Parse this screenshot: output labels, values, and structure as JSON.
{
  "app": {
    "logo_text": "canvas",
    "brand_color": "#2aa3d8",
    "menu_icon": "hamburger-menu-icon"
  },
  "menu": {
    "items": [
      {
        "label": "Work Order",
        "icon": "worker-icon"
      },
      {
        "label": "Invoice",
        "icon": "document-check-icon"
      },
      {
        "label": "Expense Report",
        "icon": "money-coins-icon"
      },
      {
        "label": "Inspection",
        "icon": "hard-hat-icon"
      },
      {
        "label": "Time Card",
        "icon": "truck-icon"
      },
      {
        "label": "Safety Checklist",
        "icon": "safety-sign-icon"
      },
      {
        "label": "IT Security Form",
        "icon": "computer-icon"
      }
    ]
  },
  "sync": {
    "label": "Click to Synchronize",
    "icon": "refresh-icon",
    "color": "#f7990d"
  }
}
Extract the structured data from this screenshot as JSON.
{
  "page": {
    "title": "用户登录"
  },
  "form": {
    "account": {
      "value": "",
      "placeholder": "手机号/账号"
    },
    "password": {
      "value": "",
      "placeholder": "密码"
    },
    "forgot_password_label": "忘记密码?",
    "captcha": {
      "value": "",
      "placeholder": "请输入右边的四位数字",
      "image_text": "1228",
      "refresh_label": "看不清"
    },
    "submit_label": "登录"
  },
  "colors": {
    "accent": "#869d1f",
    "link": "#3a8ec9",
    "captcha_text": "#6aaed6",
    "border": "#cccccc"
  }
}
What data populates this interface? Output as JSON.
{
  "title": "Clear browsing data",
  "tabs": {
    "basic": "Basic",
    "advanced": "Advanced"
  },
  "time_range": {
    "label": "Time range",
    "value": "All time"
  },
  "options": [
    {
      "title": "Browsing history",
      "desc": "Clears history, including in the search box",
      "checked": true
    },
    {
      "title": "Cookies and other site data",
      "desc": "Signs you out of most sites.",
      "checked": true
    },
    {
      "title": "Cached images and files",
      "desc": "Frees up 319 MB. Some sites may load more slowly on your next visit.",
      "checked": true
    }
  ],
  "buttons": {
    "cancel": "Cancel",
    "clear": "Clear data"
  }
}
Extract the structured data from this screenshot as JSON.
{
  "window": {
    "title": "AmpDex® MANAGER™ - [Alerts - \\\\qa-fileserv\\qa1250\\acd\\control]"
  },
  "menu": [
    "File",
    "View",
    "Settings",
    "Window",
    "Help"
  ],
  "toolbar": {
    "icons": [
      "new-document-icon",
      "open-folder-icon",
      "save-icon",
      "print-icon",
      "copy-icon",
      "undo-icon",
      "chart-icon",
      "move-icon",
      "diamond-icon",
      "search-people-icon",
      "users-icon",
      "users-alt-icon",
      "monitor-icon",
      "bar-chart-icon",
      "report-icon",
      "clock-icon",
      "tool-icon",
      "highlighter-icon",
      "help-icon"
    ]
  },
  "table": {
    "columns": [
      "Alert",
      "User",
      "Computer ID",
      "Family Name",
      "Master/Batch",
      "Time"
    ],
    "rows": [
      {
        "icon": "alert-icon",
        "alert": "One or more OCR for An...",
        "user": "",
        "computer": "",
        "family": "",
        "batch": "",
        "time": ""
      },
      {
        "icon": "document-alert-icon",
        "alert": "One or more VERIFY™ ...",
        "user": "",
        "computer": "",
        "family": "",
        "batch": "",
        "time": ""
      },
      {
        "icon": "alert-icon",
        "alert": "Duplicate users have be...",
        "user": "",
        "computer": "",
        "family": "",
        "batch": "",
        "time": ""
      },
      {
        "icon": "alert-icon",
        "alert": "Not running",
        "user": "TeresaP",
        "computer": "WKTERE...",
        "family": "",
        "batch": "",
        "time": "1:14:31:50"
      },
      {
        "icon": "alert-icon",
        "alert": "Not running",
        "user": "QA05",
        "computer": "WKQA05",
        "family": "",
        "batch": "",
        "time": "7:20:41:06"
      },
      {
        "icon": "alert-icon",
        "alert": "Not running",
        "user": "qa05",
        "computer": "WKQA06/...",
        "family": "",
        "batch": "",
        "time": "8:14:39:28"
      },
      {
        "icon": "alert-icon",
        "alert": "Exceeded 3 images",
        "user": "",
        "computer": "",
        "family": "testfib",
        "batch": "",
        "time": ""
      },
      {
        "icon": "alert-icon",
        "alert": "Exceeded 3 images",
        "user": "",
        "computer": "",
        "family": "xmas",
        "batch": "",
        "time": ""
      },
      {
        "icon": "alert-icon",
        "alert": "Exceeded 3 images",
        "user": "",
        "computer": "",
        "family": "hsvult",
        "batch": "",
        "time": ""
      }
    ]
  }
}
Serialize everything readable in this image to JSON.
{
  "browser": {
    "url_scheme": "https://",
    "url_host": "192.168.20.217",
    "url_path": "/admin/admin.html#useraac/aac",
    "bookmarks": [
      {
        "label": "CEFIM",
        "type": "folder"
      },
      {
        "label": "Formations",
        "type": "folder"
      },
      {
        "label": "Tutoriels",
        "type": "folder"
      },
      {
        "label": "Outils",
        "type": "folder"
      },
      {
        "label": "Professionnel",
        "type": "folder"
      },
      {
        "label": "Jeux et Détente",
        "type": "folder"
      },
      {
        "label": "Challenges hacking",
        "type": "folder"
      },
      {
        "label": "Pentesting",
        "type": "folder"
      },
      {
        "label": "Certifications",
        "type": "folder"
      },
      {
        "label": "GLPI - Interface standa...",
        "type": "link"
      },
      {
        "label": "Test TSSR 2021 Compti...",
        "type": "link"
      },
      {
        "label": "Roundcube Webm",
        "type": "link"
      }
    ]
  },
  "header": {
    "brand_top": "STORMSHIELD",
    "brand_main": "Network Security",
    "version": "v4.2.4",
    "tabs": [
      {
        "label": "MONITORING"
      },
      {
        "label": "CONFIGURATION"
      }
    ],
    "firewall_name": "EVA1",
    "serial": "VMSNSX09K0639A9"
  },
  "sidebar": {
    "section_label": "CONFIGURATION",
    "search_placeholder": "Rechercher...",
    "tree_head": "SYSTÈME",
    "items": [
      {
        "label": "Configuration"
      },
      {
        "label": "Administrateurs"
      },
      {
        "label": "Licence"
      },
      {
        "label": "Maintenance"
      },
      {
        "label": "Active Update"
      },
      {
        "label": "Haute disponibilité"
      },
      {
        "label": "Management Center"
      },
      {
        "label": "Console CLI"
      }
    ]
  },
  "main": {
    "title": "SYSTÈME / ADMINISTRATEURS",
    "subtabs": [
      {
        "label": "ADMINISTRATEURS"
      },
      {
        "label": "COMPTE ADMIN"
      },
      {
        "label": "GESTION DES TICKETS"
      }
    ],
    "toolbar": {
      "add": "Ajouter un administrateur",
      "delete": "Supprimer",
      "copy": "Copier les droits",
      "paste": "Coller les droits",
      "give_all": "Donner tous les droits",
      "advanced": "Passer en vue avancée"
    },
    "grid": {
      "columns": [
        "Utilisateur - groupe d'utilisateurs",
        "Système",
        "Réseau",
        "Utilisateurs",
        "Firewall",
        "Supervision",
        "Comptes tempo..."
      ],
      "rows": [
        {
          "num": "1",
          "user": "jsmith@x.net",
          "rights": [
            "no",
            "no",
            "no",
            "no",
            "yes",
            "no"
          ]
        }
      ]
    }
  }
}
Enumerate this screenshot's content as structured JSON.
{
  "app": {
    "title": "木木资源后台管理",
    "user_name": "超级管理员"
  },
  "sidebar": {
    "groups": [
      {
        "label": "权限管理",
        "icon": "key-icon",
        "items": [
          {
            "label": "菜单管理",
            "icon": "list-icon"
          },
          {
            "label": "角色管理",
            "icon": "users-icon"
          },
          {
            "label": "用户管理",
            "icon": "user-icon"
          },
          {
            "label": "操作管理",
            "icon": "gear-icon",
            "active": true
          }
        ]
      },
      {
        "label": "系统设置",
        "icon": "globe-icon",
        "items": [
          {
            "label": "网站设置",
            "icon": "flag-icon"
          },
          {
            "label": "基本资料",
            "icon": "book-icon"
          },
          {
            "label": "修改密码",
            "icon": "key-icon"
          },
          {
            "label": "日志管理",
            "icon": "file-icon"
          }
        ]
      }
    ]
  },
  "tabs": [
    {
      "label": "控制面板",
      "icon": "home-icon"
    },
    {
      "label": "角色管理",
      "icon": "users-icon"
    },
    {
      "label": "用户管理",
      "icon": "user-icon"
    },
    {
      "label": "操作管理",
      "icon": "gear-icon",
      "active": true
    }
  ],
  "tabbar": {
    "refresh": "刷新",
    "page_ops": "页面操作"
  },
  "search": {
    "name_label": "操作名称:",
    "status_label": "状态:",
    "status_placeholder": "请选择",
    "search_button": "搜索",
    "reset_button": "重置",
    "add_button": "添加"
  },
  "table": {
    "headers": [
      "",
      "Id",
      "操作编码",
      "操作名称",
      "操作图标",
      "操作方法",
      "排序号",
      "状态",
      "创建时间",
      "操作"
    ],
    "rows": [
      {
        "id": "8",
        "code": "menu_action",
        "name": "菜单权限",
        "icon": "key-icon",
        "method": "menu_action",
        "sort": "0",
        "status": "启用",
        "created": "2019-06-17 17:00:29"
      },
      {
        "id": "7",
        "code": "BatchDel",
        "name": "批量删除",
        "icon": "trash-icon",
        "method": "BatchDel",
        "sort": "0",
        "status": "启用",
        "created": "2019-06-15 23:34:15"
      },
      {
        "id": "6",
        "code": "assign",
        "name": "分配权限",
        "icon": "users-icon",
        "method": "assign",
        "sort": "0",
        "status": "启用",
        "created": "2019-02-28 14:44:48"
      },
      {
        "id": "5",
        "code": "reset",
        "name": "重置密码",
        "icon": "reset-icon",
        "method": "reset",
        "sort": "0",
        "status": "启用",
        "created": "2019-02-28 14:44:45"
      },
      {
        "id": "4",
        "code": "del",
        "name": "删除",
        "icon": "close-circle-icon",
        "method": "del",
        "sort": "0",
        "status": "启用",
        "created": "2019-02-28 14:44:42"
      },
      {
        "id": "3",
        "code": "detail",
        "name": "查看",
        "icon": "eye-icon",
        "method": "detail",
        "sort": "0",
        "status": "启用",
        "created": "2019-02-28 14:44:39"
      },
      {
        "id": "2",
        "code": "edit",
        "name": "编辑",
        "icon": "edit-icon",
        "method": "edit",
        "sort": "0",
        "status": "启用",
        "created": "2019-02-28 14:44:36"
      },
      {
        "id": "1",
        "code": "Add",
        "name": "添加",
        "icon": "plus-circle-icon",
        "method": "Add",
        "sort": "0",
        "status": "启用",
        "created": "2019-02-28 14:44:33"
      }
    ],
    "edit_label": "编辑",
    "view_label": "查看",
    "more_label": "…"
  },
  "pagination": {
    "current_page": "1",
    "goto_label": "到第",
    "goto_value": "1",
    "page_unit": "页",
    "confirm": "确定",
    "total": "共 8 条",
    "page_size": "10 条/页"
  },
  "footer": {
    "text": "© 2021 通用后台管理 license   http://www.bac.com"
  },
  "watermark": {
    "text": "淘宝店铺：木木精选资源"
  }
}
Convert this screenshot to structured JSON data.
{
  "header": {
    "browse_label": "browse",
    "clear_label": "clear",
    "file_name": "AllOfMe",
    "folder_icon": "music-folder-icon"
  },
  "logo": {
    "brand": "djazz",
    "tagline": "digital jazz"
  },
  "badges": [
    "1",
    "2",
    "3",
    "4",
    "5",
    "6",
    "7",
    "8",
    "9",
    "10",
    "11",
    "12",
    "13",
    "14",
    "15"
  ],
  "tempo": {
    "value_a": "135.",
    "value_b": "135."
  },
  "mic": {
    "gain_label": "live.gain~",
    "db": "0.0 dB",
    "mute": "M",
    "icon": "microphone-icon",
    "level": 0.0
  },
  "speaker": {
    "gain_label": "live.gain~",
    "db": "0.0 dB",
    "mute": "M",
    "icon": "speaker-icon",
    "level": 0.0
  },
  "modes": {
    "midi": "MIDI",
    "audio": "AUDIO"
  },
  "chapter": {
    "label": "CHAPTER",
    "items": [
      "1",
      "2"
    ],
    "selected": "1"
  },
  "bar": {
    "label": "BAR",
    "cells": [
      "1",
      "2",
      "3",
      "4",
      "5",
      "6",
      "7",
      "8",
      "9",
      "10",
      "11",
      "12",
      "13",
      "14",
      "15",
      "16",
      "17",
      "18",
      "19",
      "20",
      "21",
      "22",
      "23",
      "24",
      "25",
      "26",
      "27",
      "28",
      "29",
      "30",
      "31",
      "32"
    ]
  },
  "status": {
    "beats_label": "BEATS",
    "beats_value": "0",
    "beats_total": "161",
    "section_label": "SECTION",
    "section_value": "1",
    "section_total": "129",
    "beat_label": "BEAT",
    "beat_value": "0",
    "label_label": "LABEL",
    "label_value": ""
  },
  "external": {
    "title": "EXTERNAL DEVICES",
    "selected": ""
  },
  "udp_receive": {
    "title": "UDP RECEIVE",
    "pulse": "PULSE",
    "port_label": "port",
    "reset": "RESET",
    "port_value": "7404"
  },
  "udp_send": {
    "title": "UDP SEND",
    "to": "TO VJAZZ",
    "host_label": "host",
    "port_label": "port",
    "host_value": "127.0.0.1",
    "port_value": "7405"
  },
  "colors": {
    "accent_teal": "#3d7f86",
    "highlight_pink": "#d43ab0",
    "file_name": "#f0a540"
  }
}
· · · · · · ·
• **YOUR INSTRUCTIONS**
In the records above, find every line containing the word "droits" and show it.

• **EXPECTED OUTPUT**
      "copy": "Copier les droits",
      "paste": "Coller les droits",
      "give_all": "Donner tous les droits",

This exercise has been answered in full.